Records drawn from a dataset
"""

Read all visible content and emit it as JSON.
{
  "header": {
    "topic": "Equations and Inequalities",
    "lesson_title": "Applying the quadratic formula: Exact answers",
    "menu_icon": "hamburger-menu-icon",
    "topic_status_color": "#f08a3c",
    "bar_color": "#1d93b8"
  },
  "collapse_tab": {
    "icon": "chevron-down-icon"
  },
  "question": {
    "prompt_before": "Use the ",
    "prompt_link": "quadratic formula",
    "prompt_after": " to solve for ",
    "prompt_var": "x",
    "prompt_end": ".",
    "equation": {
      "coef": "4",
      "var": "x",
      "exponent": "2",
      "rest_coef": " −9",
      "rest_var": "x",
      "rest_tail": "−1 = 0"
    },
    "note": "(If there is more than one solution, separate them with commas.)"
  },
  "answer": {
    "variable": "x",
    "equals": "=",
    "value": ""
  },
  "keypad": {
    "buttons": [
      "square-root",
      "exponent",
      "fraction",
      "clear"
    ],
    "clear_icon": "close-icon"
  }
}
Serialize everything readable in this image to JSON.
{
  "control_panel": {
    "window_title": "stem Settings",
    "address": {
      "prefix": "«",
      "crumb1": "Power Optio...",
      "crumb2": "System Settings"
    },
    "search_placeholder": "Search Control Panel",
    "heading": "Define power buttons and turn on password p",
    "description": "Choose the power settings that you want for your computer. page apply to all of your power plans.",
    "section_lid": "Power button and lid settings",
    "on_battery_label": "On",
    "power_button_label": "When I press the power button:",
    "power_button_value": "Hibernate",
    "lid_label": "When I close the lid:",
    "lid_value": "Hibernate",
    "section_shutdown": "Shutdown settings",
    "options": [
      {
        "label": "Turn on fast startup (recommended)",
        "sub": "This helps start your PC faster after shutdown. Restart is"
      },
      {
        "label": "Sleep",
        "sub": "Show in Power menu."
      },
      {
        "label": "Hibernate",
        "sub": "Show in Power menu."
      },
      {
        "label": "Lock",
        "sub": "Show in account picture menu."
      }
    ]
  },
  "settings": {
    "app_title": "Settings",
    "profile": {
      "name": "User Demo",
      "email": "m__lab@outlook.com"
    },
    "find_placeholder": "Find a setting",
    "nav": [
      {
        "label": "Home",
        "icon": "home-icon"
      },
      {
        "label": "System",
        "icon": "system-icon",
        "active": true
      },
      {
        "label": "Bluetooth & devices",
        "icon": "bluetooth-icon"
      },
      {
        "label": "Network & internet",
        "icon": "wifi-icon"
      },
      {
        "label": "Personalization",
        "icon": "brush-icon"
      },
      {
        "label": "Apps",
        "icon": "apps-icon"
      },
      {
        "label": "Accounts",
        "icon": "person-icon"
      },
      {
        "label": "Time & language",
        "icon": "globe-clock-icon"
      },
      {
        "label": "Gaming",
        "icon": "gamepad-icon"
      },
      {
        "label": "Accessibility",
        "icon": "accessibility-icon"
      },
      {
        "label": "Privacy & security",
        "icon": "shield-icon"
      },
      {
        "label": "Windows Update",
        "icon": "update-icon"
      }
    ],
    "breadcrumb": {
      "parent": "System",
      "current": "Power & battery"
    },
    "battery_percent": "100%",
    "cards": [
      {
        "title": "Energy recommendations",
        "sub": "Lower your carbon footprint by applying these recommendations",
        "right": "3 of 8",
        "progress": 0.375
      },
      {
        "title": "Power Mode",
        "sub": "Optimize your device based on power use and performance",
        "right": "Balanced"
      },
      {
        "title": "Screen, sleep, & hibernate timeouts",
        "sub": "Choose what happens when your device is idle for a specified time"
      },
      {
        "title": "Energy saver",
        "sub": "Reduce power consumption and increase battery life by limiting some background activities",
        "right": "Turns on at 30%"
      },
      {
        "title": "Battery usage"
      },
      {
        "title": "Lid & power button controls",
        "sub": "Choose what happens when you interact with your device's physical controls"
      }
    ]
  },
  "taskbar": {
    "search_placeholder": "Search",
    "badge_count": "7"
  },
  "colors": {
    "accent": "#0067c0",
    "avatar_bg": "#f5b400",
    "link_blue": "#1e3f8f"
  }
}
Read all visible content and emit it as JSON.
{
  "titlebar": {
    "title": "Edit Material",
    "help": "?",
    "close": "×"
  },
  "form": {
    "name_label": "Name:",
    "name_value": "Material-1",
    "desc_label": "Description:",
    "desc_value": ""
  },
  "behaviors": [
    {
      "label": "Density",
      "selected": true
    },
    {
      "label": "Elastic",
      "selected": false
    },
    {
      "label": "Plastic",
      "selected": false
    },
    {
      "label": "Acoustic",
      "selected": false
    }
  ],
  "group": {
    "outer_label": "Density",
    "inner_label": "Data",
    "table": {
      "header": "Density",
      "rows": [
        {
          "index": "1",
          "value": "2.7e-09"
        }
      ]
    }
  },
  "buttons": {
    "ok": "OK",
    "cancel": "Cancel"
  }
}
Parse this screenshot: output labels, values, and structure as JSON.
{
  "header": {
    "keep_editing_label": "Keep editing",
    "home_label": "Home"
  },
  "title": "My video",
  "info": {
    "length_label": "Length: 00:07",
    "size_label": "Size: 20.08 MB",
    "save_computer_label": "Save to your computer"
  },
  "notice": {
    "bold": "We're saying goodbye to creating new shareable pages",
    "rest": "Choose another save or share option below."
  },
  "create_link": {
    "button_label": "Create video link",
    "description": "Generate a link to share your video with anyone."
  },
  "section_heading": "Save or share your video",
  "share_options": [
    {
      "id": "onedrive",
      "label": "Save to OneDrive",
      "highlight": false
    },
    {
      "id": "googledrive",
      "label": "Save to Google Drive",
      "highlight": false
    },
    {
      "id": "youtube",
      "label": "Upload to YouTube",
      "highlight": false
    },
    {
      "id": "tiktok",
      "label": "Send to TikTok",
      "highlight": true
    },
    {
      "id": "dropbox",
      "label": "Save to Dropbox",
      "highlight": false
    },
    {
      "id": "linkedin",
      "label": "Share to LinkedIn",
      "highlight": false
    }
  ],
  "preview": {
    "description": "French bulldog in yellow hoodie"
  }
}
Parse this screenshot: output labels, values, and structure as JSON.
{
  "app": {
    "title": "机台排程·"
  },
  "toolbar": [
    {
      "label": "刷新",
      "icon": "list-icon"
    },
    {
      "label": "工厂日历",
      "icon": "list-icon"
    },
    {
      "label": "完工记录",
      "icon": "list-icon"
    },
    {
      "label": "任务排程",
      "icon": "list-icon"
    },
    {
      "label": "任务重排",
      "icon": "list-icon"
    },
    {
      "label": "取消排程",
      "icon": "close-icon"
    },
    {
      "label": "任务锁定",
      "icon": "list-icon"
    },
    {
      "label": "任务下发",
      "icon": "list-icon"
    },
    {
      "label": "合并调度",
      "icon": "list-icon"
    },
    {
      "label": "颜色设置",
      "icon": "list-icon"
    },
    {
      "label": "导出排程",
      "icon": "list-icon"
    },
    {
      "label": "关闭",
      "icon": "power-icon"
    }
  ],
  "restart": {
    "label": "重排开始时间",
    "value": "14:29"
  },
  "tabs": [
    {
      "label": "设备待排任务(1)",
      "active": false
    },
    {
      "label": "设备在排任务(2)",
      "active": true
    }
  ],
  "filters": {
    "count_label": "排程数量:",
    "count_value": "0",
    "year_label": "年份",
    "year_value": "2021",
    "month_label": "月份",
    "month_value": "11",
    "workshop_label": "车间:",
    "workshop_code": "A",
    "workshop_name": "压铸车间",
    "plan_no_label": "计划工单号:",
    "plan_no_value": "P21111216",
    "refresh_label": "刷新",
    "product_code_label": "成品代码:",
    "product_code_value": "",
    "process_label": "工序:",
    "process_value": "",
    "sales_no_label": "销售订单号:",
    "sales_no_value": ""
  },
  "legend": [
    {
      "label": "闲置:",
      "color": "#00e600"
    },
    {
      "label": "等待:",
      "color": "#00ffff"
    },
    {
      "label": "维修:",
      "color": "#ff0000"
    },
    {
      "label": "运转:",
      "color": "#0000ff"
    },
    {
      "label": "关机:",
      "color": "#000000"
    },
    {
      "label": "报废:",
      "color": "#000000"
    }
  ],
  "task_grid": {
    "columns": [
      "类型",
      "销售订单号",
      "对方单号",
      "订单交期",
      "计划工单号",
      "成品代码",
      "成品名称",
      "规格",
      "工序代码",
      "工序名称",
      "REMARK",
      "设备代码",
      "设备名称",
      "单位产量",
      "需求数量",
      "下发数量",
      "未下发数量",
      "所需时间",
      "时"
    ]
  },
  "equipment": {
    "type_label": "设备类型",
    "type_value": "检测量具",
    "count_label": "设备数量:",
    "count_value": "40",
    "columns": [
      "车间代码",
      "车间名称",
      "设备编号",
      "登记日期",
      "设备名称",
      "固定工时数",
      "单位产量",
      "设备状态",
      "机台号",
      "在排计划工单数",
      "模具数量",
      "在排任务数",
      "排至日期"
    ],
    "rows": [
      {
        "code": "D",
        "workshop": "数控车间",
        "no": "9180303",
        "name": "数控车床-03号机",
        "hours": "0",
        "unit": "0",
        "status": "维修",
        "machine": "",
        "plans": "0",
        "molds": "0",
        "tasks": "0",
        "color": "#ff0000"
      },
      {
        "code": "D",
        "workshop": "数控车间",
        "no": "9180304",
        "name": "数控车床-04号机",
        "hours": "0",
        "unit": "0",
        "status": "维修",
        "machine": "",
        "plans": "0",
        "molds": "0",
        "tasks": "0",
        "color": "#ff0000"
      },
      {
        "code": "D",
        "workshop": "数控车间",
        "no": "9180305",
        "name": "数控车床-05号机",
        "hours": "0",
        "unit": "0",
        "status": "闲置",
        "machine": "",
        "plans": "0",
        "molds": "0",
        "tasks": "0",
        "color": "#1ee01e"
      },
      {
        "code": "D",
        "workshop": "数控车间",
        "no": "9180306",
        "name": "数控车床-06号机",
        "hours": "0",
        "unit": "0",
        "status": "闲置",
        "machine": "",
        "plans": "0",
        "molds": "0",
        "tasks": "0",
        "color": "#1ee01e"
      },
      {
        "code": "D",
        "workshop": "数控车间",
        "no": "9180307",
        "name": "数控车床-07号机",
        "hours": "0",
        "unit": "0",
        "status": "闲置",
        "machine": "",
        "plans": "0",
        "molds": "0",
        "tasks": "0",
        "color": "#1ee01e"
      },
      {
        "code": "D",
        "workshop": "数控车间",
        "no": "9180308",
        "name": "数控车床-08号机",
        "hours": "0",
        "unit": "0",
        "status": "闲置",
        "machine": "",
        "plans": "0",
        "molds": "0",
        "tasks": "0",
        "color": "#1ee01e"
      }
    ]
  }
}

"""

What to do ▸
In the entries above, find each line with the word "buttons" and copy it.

Answer box ▸
    "buttons": [
    "heading": "Define power buttons and turn on password p",
  "buttons": {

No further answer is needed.